[Recorded data]
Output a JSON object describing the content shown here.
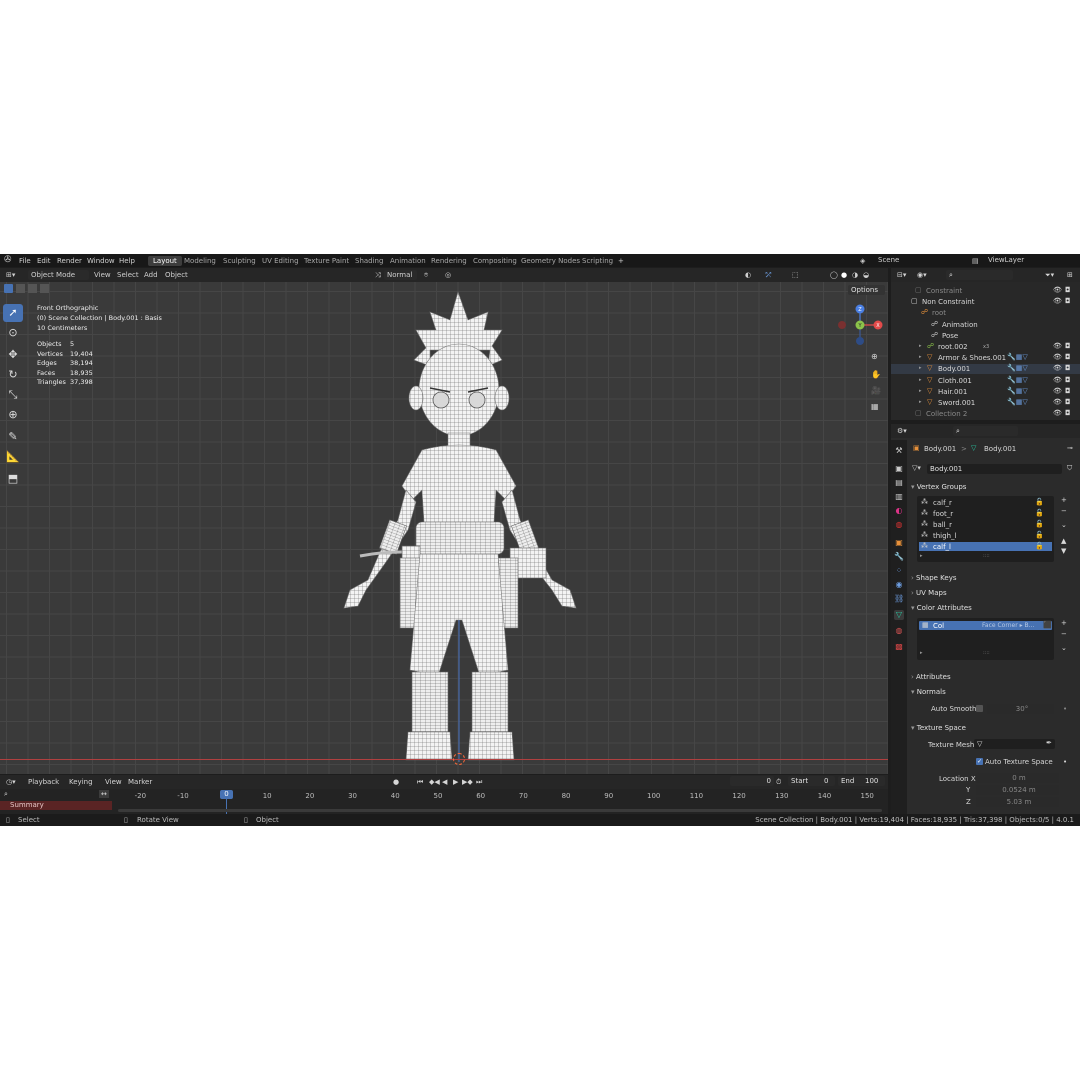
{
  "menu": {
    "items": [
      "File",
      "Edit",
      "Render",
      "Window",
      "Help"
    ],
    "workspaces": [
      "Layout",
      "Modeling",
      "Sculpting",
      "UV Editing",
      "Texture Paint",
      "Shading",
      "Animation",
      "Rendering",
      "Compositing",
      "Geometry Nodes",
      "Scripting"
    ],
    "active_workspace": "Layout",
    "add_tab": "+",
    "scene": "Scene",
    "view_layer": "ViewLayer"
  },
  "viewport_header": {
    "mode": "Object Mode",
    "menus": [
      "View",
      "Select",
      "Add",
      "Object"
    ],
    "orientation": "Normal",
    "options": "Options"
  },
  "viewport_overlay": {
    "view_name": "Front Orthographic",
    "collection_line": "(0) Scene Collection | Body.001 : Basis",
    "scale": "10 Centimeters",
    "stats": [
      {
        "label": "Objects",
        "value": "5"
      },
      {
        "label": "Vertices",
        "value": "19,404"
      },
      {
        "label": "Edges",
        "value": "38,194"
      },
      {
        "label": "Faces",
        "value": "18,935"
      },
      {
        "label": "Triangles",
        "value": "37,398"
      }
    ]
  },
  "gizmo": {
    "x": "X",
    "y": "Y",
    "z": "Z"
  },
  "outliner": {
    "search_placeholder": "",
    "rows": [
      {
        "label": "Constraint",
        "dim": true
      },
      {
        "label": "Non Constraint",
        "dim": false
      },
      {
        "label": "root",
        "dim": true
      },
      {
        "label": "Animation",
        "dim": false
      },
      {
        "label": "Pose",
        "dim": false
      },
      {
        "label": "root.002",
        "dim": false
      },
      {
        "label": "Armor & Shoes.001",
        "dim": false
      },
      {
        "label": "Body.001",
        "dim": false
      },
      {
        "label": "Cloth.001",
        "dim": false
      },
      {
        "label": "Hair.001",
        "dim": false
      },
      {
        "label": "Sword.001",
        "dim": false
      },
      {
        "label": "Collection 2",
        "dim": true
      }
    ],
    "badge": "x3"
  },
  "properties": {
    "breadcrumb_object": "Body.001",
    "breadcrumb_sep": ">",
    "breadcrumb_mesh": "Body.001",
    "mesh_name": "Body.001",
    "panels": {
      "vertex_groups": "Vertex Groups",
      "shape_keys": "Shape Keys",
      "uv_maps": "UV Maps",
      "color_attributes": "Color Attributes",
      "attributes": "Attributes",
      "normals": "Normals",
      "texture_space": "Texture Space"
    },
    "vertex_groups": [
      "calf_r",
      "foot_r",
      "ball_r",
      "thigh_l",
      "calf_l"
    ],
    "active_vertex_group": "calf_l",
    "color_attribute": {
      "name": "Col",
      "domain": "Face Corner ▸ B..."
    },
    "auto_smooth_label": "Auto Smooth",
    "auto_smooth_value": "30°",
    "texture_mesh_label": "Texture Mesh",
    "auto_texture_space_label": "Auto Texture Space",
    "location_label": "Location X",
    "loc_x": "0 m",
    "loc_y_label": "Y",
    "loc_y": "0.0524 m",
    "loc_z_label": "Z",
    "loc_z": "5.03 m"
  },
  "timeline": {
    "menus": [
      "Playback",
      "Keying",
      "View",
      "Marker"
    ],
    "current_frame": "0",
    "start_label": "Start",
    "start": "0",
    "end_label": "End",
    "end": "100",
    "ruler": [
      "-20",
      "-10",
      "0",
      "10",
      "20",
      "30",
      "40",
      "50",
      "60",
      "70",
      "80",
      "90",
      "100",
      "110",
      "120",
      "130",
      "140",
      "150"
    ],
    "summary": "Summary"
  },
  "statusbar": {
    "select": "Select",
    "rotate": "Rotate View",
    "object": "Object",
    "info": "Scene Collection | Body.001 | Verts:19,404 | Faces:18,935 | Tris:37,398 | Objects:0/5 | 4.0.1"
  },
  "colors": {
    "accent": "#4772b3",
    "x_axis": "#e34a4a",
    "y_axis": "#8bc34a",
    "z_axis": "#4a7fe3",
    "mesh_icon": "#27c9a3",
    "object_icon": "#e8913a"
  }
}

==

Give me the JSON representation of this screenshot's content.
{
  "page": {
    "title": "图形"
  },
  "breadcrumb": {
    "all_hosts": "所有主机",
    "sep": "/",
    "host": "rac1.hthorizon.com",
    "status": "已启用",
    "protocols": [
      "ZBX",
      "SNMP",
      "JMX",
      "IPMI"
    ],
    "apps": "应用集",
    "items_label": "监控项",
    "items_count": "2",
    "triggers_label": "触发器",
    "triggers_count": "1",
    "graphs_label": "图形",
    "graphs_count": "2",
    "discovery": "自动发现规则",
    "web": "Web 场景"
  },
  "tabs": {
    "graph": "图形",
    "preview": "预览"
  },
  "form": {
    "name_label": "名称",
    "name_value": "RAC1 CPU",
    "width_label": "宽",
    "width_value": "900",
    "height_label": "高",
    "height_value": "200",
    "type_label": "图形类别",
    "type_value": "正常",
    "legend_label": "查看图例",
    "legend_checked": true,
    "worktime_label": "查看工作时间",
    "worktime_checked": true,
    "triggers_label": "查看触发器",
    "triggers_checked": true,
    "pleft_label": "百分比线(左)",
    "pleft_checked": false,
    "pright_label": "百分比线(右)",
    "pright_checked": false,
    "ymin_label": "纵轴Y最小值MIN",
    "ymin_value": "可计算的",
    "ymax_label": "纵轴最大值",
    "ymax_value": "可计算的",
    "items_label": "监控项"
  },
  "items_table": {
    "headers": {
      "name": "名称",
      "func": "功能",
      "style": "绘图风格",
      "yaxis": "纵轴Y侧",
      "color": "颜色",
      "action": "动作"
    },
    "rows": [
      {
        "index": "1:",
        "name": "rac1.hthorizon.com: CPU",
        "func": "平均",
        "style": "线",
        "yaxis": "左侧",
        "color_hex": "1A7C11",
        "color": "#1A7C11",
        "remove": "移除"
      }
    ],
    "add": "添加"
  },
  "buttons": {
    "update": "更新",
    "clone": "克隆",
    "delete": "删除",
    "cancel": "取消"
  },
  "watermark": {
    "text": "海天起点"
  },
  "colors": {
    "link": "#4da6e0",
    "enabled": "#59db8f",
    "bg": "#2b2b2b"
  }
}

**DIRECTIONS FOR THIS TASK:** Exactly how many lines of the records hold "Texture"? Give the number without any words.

**EXERCISE SOLUTION:** 4